- Patti Bonnet, Langtang Photo Album. Bonnet, who was a line producer on the 2015 Mountainfilm selection Racing Extinction, is working on a project to capture the vast collection of photos from trekkers of the earthquake-devastated Langtang region of Nepal. The project entails a database and portable printer stations that will enable displaced villagers to create photo albums of the people and places that have been lost.
- Sarah Garlick, The Lost Mountain. Sarah Garlick, an author and 2010 Mountainfilm judge, is working on a short film that follows an international team of climbers and scientists as they explore a remote region of “inselbergs” (island mountains) between Mozambique and Malawi.
- Amy Marquis and Dana Romanoff, National Park Experience: Canyon de Chelly. Mountainfilm alum Amy Marquis’ National Park Experience documentary tells the story of Canyon de Chelly through the eyes of Tonisha Draper, an 11-year-old Navajo singer whose family still works the land and grazes livestock as they have done for generations. The film touches on the deep history of the Navajo people and the place and the parts of the culture that are under threat of disappearing.
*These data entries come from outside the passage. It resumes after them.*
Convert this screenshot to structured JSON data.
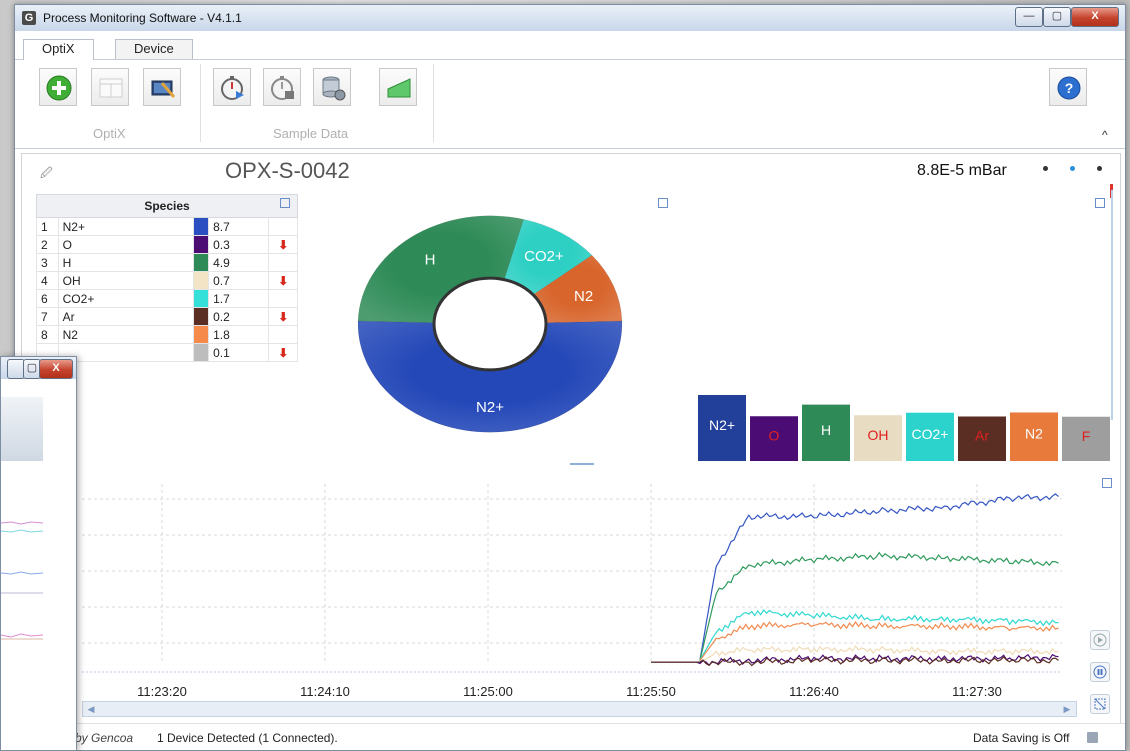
{
  "window": {
    "title": "Process Monitoring Software - V4.1.1",
    "icon_letter": "G",
    "minimize_glyph": "—",
    "maximize_glyph": "▢",
    "close_glyph": "X"
  },
  "tabs": [
    {
      "label": "OptiX",
      "active": true
    },
    {
      "label": "Device",
      "active": false
    }
  ],
  "ribbon": {
    "groups": [
      {
        "label": "OptiX",
        "buttons": [
          "add-icon",
          "blank-panel-icon",
          "monitor-tools-icon"
        ]
      },
      {
        "label": "Sample Data",
        "buttons": [
          "stopwatch-play-icon",
          "stopwatch-stop-icon",
          "database-settings-icon",
          "green-area-chart-icon"
        ]
      }
    ],
    "help_icon": "help-icon",
    "collapse_glyph": "^"
  },
  "device": {
    "name": "OPX-S-0042",
    "pressure": "8.8E-5  mBar"
  },
  "species_table": {
    "header": "Species",
    "rows": [
      {
        "idx": "1",
        "name": "N2+",
        "color": "#2b4fc0",
        "value": "8.7",
        "arrow": ""
      },
      {
        "idx": "2",
        "name": "O",
        "color": "#4b0d73",
        "value": "0.3",
        "arrow": "down"
      },
      {
        "idx": "3",
        "name": "H",
        "color": "#2e8b57",
        "value": "4.9",
        "arrow": ""
      },
      {
        "idx": "4",
        "name": "OH",
        "color": "#f3e4c6",
        "value": "0.7",
        "arrow": "down"
      },
      {
        "idx": "6",
        "name": "CO2+",
        "color": "#34e0d8",
        "value": "1.7",
        "arrow": ""
      },
      {
        "idx": "7",
        "name": "Ar",
        "color": "#5a2e22",
        "value": "0.2",
        "arrow": "down"
      },
      {
        "idx": "8",
        "name": "N2",
        "color": "#f58a4b",
        "value": "1.8",
        "arrow": ""
      },
      {
        "idx": "",
        "name": "",
        "color": "#bdbdbd",
        "value": "0.1",
        "arrow": "down"
      }
    ]
  },
  "donut": {
    "segments": [
      {
        "label": "N2+",
        "value": 8.7,
        "color": "#2448b8"
      },
      {
        "label": "H",
        "value": 4.9,
        "color": "#2e8b57"
      },
      {
        "label": "CO2+",
        "value": 1.7,
        "color": "#2fd0c4"
      },
      {
        "label": "N2",
        "value": 1.8,
        "color": "#d8652c"
      }
    ]
  },
  "bar_legend": [
    {
      "label": "N2+",
      "color": "#22409a",
      "text_color": "#ffffff",
      "value": 8.7
    },
    {
      "label": "O",
      "color": "#4b0d73",
      "text_color": "#e02020",
      "value": 0.3
    },
    {
      "label": "H",
      "color": "#2e8b57",
      "text_color": "#ffffff",
      "value": 4.9
    },
    {
      "label": "OH",
      "color": "#e8dcc2",
      "text_color": "#e02020",
      "value": 0.7
    },
    {
      "label": "CO2+",
      "color": "#2cd2cc",
      "text_color": "#ffffff",
      "value": 1.7
    },
    {
      "label": "Ar",
      "color": "#5a2e22",
      "text_color": "#e02020",
      "value": 0.2
    },
    {
      "label": "N2",
      "color": "#e87a3c",
      "text_color": "#ffffff",
      "value": 1.8
    },
    {
      "label": "F",
      "color": "#9e9e9e",
      "text_color": "#e02020",
      "value": 0.1
    }
  ],
  "chart_data": {
    "type": "line",
    "x_ticks": [
      "11:23:20",
      "11:24:10",
      "11:25:00",
      "11:25:50",
      "11:26:40",
      "11:27:30"
    ],
    "grid": true,
    "series": [
      {
        "color": "#3556c4",
        "x": [
          "11:26:05",
          "11:26:10",
          "11:26:20",
          "11:26:40",
          "11:27:00",
          "11:27:20",
          "11:27:40",
          "11:27:55"
        ],
        "y": [
          0.02,
          0.55,
          0.82,
          0.82,
          0.85,
          0.87,
          0.92,
          0.93
        ]
      },
      {
        "color": "#2e9a5c",
        "x": [
          "11:26:05",
          "11:26:10",
          "11:26:20",
          "11:26:40",
          "11:27:00",
          "11:27:20",
          "11:27:40",
          "11:27:55"
        ],
        "y": [
          0.02,
          0.4,
          0.55,
          0.58,
          0.6,
          0.59,
          0.57,
          0.56
        ]
      },
      {
        "color": "#2fd8d0",
        "x": [
          "11:26:05",
          "11:26:10",
          "11:26:20",
          "11:26:40",
          "11:27:00",
          "11:27:20",
          "11:27:40",
          "11:27:55"
        ],
        "y": [
          0.02,
          0.18,
          0.29,
          0.27,
          0.25,
          0.25,
          0.24,
          0.23
        ]
      },
      {
        "color": "#f08a4f",
        "x": [
          "11:26:05",
          "11:26:10",
          "11:26:20",
          "11:26:40",
          "11:27:00",
          "11:27:20",
          "11:27:40",
          "11:27:55"
        ],
        "y": [
          0.02,
          0.14,
          0.21,
          0.22,
          0.21,
          0.21,
          0.2,
          0.2
        ]
      },
      {
        "color": "#f0dcb6",
        "x": [
          "11:26:05",
          "11:26:10",
          "11:26:20",
          "11:26:40",
          "11:27:00",
          "11:27:20",
          "11:27:40",
          "11:27:55"
        ],
        "y": [
          0.01,
          0.06,
          0.08,
          0.08,
          0.08,
          0.07,
          0.07,
          0.07
        ]
      },
      {
        "color": "#4b0d73",
        "x": [
          "11:25:50",
          "11:26:05",
          "11:26:20",
          "11:26:40",
          "11:27:00",
          "11:27:20",
          "11:27:40",
          "11:27:55"
        ],
        "y": [
          0.01,
          0.01,
          0.02,
          0.03,
          0.03,
          0.03,
          0.03,
          0.04
        ]
      },
      {
        "color": "#5a2e22",
        "x": [
          "11:25:50",
          "11:26:05",
          "11:26:20",
          "11:26:40",
          "11:27:00",
          "11:27:20",
          "11:27:40",
          "11:27:55"
        ],
        "y": [
          0.01,
          0.01,
          0.01,
          0.02,
          0.02,
          0.02,
          0.02,
          0.02
        ]
      }
    ]
  },
  "status": {
    "by": "by Gencoa",
    "devices": "1 Device Detected (1 Connected).",
    "saving": "Data Saving is Off"
  }
}
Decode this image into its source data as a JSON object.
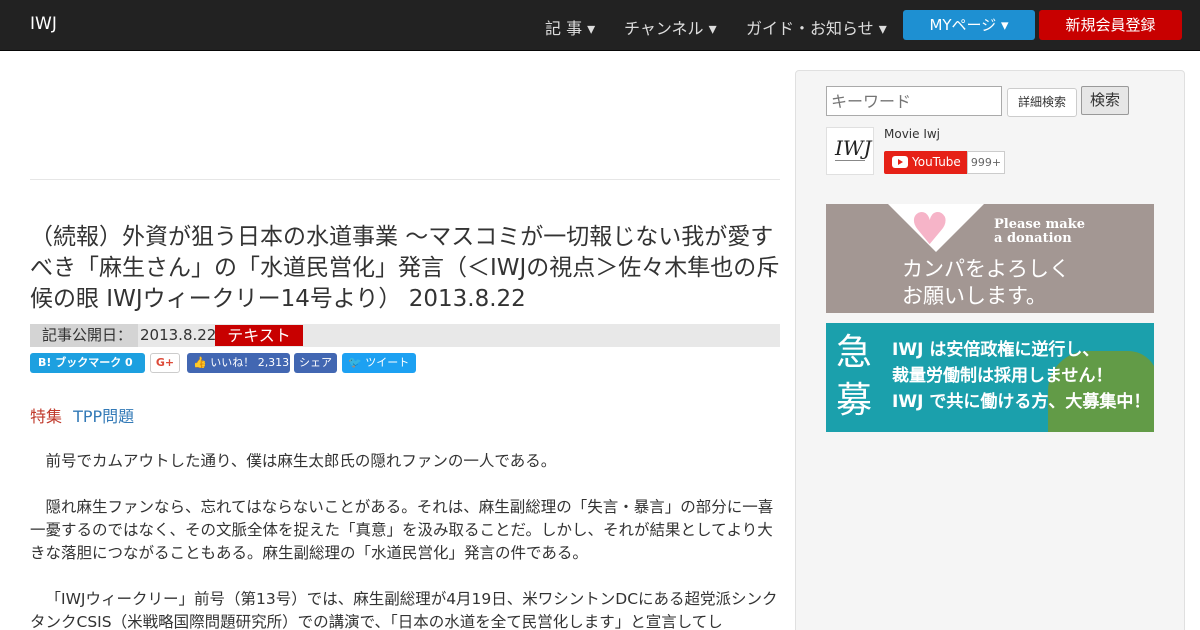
{
  "nav": {
    "brand": "IWJ",
    "items": [
      "記 事 ▾",
      "チャンネル ▾",
      "ガイド・お知らせ ▾"
    ],
    "mypage": "MYページ ▾",
    "register": "新規会員登録"
  },
  "article": {
    "title": "（続報）外資が狙う日本の水道事業 ～マスコミが一切報じない我が愛すべき「麻生さん」の「水道民営化」発言（＜IWJの視点＞佐々木隼也の斥候の眼 IWJウィークリー14号より） 2013.8.22",
    "published_label": "記事公開日：",
    "published_date": "2013.8.22",
    "badge": "テキスト",
    "tag_label": "特集",
    "tag_link": "TPP問題",
    "paragraphs": [
      "前号でカムアウトした通り、僕は麻生太郎氏の隠れファンの一人である。",
      "隠れ麻生ファンなら、忘れてはならないことがある。それは、麻生副総理の「失言・暴言」の部分に一喜一憂するのではなく、その文脈全体を捉えた「真意」を汲み取ることだ。しかし、それが結果としてより大きな落胆につながることもある。麻生副総理の「水道民営化」発言の件である。",
      "「IWJウィークリー」前号（第13号）では、麻生副総理が4月19日、米ワシントンDCにある超党派シンクタンクCSIS（米戦略国際問題研究所）での講演で、「日本の水道を全て民営化します」と宣言してし"
    ]
  },
  "share": {
    "hatena": "B! ブックマーク  0",
    "gplus": "G+",
    "fb_like": "👍 いいね！ 2,313",
    "fb_share": "シェア",
    "tweet": "🐦 ツイート"
  },
  "sidebar": {
    "search_placeholder": "キーワード",
    "advanced_search": "詳細検索",
    "search_button": "検索",
    "youtube_channel": "Movie Iwj",
    "youtube_button": "YouTube",
    "youtube_count": "999+",
    "logo_text": "IWJ",
    "donate_en_1": "Please make",
    "donate_en_2": "a donation",
    "donate_ja_1": "カンパをよろしく",
    "donate_ja_2": "お願いします。",
    "recruit_big_1": "急",
    "recruit_big_2": "募",
    "recruit_line_1": "IWJ は安倍政権に逆行し、",
    "recruit_line_2": "裁量労働制は採用しません！",
    "recruit_line_3": "IWJ で共に働ける方、大募集中！"
  }
}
- Jim Aikman, The Lost Temple of Auzancata. Aikman, the filmmaker who made the 2015 Mountainfilm selection Jeff Lowe’s Metanoia, has cast his attention to South America, where an amazing story is unfolding in the Lake Sibinacocha watershed of the Peruvian Andes. There, a team of scientists doing climate studies and biological surveys believe they may have found the lost temple of Auzancata — a famed ceremonial site that marks a significant discovery.
- Russell Bush, Untitled Tibetan Refugee Artist Documentary. Bush, who made the 2014 Mountainfilm selection Vultures of Tibet, is working on a documentary about young Tibetan refugee artists in Dharamsala, India, who are exploring their visions for Tibet’s uncertain future despite the great risk it poses to their safety.
- Justin Bogardus, NatureRx for Kids. Bogardus and the team that brought the hilarious NatureRx shorts to Mountainfilm 2015 are working on a new series of humorous mock-commercials — these ones aimed at getting children outside and exposed to the miraculous healing qualities of nature.
- Catharine Axley, Attla. This documentary tracks the life and career of George Attla, an 81-year-old Alaska native who is recognized as the greatest sprint dogsled racer in the world, as he trains his grandson in the sport and attempts to preserve the heritage of dogsledding in his village of Huslia.
- Suzan Beraza, ¡No Soy Puta! Telluride filmmaker and Mountainfilm veteran Suzan Beraza’s latest project tells the story of two women — a Haitian sex worker and Dominican prostitute-turned activist — as they strive to build better lives for their families despite racial tension, violent demonstrations and a long history of strife on the island of Hispaniola.